The House approved legislation yesterday to require the nation's airlines to equip their fleets by the early 1990s with instruments that warn pilots of impending mid-air collisions.
The bill, approved 405 to 4, in part reflects congressional frustration with a 30-year search by government and industry for equipment that could be carried by aircraft to help prevent mid-air crashes.
The legislation would give the Federal Aviation Administration 18 months to complete development of the TCAS-II, a traffic alert and collision avoidance system for airliners. The equipment would have to be on board airliners with more than 30 seats within 30 months of its certification.
The instrument has a screen that displays nearby aircraft. If a collision appears imminent, the device sounds an alarm about 30 seconds before the anticipated crash and suggests a climb or descent that could prevent the accident.
Supporters say it would cost $80,000 to $100,000 for each TCAS-II to be installed. The equipment has been tested on Piedmont Airlines aircraft, and other carriers plan future tests.

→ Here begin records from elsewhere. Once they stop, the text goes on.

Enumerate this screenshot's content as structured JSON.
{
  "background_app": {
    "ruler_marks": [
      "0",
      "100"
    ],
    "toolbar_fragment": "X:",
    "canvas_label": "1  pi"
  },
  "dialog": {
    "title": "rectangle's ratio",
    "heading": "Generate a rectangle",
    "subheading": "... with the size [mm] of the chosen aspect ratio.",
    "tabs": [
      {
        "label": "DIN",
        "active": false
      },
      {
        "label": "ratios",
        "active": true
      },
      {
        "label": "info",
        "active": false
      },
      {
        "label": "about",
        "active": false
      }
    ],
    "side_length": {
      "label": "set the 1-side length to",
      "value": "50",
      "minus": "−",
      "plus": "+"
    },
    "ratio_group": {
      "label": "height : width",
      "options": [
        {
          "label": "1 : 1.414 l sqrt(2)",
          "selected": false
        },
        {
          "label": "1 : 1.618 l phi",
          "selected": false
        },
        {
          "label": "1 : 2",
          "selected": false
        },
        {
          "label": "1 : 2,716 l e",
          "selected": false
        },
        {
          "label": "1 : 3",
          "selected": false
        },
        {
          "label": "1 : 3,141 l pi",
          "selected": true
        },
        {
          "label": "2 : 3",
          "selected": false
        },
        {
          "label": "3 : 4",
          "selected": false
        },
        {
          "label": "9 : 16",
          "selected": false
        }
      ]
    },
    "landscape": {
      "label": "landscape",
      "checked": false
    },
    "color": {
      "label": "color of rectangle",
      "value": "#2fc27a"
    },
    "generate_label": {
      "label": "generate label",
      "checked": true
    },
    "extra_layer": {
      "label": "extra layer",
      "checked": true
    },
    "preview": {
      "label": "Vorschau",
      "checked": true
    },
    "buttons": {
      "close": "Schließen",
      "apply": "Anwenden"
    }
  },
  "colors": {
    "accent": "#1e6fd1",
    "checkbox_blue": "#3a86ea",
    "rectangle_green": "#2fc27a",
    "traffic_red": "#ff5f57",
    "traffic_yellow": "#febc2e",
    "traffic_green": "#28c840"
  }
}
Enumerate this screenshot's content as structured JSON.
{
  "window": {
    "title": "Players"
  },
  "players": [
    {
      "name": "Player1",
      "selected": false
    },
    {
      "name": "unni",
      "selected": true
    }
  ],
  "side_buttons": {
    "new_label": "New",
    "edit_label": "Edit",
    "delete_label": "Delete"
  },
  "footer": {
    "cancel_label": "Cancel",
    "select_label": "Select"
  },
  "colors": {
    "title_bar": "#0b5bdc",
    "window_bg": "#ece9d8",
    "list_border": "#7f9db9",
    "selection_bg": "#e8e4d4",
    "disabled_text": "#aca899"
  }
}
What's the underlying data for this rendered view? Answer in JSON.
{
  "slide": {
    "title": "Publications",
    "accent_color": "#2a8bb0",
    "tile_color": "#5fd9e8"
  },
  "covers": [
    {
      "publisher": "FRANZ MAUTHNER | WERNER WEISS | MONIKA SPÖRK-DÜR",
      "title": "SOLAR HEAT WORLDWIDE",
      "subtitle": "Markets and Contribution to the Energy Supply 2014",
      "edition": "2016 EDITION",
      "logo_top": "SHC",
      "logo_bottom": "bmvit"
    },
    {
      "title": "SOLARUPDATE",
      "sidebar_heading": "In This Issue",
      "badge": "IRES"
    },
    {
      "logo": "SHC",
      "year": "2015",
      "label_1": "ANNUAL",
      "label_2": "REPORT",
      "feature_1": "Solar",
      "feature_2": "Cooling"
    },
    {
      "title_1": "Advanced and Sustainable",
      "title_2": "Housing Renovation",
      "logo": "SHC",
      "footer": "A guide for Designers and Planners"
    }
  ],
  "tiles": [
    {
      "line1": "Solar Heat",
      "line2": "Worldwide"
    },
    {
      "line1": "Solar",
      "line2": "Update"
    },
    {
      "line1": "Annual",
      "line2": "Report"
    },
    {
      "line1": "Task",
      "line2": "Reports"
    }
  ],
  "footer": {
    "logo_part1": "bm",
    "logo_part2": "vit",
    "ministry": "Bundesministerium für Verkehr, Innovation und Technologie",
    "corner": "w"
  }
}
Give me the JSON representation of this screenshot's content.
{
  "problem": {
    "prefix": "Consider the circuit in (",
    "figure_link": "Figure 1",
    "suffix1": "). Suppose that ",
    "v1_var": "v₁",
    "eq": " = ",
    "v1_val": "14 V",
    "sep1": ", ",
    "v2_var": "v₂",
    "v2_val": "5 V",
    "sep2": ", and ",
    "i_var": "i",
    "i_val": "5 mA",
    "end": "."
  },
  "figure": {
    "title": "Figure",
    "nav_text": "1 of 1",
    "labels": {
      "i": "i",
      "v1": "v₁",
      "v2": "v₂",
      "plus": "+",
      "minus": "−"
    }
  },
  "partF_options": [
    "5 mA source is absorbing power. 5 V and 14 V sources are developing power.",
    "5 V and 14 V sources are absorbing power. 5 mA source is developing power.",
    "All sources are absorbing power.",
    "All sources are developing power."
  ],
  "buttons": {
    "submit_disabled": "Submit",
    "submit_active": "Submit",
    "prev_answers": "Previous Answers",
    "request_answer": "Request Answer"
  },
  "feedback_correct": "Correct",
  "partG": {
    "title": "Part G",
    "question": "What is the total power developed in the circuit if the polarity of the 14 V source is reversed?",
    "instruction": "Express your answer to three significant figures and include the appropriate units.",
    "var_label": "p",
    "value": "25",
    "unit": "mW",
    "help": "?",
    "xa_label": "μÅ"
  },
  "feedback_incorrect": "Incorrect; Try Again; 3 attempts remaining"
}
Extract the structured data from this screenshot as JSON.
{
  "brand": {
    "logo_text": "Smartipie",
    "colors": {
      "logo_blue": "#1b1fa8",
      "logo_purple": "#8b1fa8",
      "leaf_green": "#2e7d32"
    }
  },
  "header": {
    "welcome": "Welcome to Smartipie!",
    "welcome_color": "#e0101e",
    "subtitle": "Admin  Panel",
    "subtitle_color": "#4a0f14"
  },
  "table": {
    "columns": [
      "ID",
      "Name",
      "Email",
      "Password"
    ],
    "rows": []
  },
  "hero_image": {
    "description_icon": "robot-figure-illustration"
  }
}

In the first nine months of the year, 857 near-collisions have been reported to the FAA, up from 628 during the same period in 1986. About one in four of the incidents involved at least one airliner, with the rest involving smaller private planes.